Wednesday, December 30, 2009

We're all Madoffs now...

At least according to the influential and successful Canadian fund manager Eric Sprott. Mr. Sprott makes me look like permabull Larry Kudlow by comparison.

Via Bloomberg....

* The Standard & Poor’s 500 Index will collapse below its March lows as an expected rebound in economic growth fails to materialize

* He’s predicting the gauge will fall 40 percent to below 676.53, the 12-year low reached on March 9. “We’re in a bear market that will last 15 or 20 years, and we’ve had nine of them,” Sprott said in December.

Mr. Sprott is swimming in the deep end with heavy investments in commodities and miners, so he is talking his book to a certain degree. I don't buy the gold argument at these levels, but it's important to consider all opposing viewpoints.

However, just when I think he's off his rocker, someone points out that the current House bill - HR 4173 includes this critical clause....

FINANCIAL CRISIS MANAGEMENT(1) IN GENERAL.In unusual and exigent circumstances, the Board of Governors of the Federal Reserve System, upon the written determination, pursuant to section 1109 of the Financial Stability Improvement Act of 2009, of the Financial Stability Oversight Council, that a liquidity event exists that could destabilize the financial system .... and with the written consent of the Secretary of the Treasury (after certification by the President that an emergency exists), may authorize any Federal reserve bank, ....Upon making any determination under this paragraph, with the consent of the Secretary of the Treasury, the Financial Stability Oversight Council shall promptly submit a notice of such determination to the Congress. The amounts made available under this subsection shall not exceed $4,000,000,000,000.

Holy Trillions Batman!

There were tons of stories during the holidays about robust online shopping. Snowbound East coasters were clicking away at a furious pace. A bigger piece of santas sleigh was being filled by right? Only not so much...

According to Comscore, total online holiday sales totalled $27.1 billion. Once the figures are adjusted for the number of shopping days last year and this, the improvement was only 3.5% (up about $900 million for the ENTIRE world of ecommerce).

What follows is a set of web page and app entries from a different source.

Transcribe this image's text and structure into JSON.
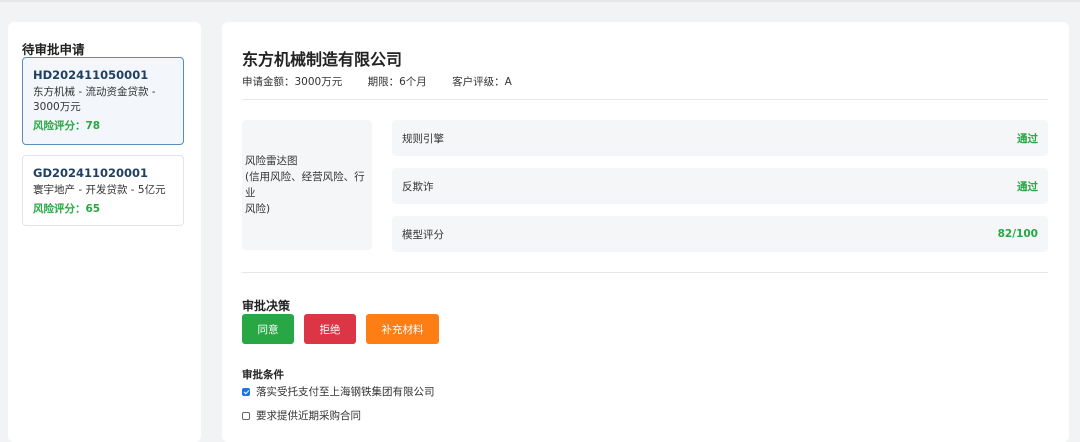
{
  "sidebar": {
    "title": "待审批申请",
    "applications": [
      {
        "id": "HD202411050001",
        "desc_line1": "东方机械 - 流动资金贷款 -",
        "desc_line2": "3000万元",
        "risk": "风险评分：78",
        "active": true
      },
      {
        "id": "GD202411020001",
        "desc_line1": "寰宇地产 - 开发贷款 - 5亿元",
        "risk": "风险评分：65",
        "active": false
      }
    ]
  },
  "main": {
    "company": "东方机械制造有限公司",
    "meta": {
      "amount": "申请金额：3000万元",
      "term": "期限：6个月",
      "rating": "客户评级：A"
    },
    "radar": {
      "line1": "风险雷达图",
      "line2": "(信用风险、经营风险、行业",
      "line3": "风险)"
    },
    "checks": [
      {
        "label": "规则引擎",
        "value": "通过"
      },
      {
        "label": "反欺诈",
        "value": "通过"
      },
      {
        "label": "模型评分",
        "value": "82/100"
      }
    ],
    "decision": {
      "title": "审批决策",
      "agree": "同意",
      "reject": "拒绝",
      "supplement": "补充材料"
    },
    "conditions": {
      "title": "审批条件",
      "items": [
        {
          "label": "落实受托支付至上海钢铁集团有限公司",
          "checked": true
        },
        {
          "label": "要求提供近期采购合同",
          "checked": false
        }
      ]
    }
  },
  "colors": {
    "pass": "#28a745",
    "agree": "#28a745",
    "reject": "#dc3545",
    "supplement": "#fd7e14",
    "active_border": "#5b8db8"
  }
}
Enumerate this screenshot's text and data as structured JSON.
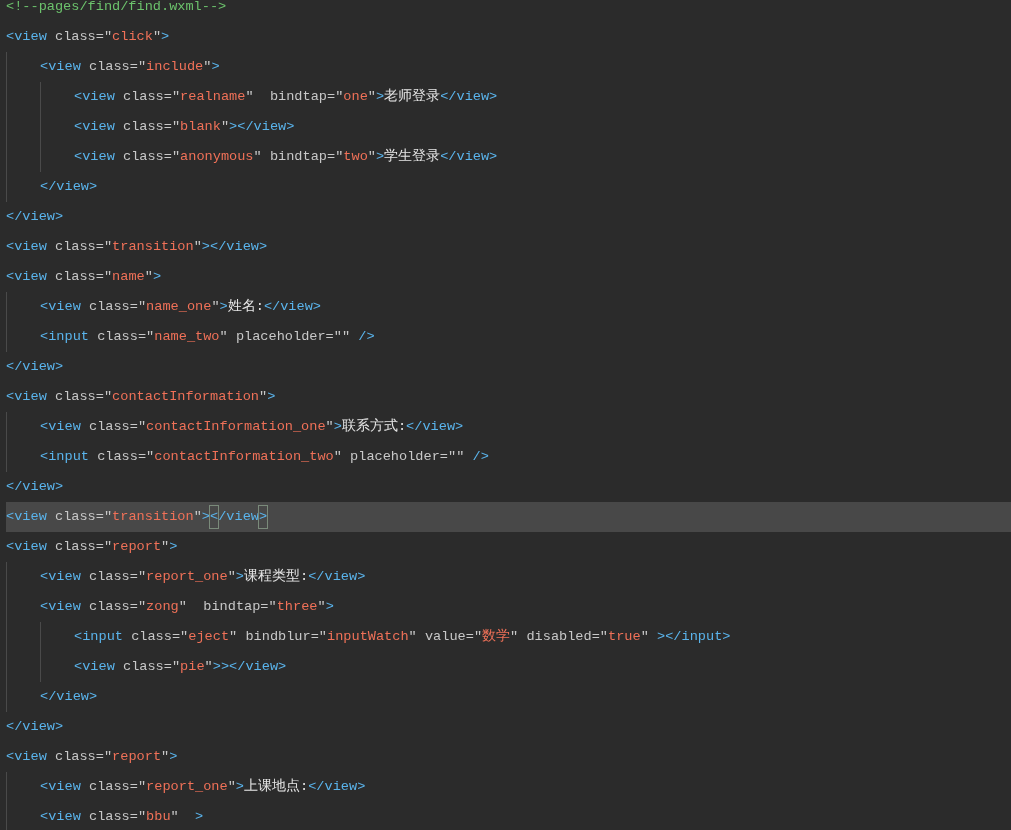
{
  "lines": [
    {
      "text": "<!--pages/find/find.wxml-->",
      "current": false
    },
    {
      "text": "<view class=\"click\">",
      "current": false,
      "children": [
        {
          "text": "<view class=\"include\">",
          "current": false,
          "children": [
            {
              "text": "<view class=\"realname\"  bindtap=\"one\">老师登录</view>",
              "current": false
            },
            {
              "text": "<view class=\"blank\"></view>",
              "current": false
            },
            {
              "text": "<view class=\"anonymous\" bindtap=\"two\">学生登录</view>",
              "current": false
            }
          ]
        },
        {
          "text": "</view>",
          "current": false
        }
      ]
    },
    {
      "text": "</view>",
      "current": false
    },
    {
      "text": "<view class=\"transition\"></view>",
      "current": false
    },
    {
      "text": "<view class=\"name\">",
      "current": false,
      "children": [
        {
          "text": "<view class=\"name_one\">姓名:</view>",
          "current": false
        },
        {
          "text": "<input class=\"name_two\" placeholder=\"\" />",
          "current": false
        }
      ]
    },
    {
      "text": "</view>",
      "current": false
    },
    {
      "text": "<view class=\"contactInformation\">",
      "current": false,
      "children": [
        {
          "text": "<view class=\"contactInformation_one\">联系方式:</view>",
          "current": false
        },
        {
          "text": "<input class=\"contactInformation_two\" placeholder=\"\" />",
          "current": false
        }
      ]
    },
    {
      "text": "</view>",
      "current": false
    },
    {
      "text": "<view class=\"transition\"></view>",
      "current": true
    },
    {
      "text": "<view class=\"report\">",
      "current": false,
      "children": [
        {
          "text": "<view class=\"report_one\">课程类型:</view>",
          "current": false
        },
        {
          "text": "<view class=\"zong\"  bindtap=\"three\">",
          "current": false,
          "children": [
            {
              "text": "<input class=\"eject\" bindblur=\"inputWatch\" value=\"数学\" disabled=\"true\" ></input>",
              "current": false
            },
            {
              "text": "<view class=\"pie\">></view>",
              "current": false
            }
          ]
        },
        {
          "text": "</view>",
          "current": false
        }
      ]
    },
    {
      "text": "</view>",
      "current": false
    },
    {
      "text": "<view class=\"report\">",
      "current": false,
      "children": [
        {
          "text": "<view class=\"report_one\">上课地点:</view>",
          "current": false
        },
        {
          "text": "<view class=\"bbu\"  >",
          "current": false
        }
      ]
    }
  ]
}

The spin in the press release tries to frame this as a positive result, but since this just gets us back to 2007 levels of online sales, I don't think this can be viewed as a huge win.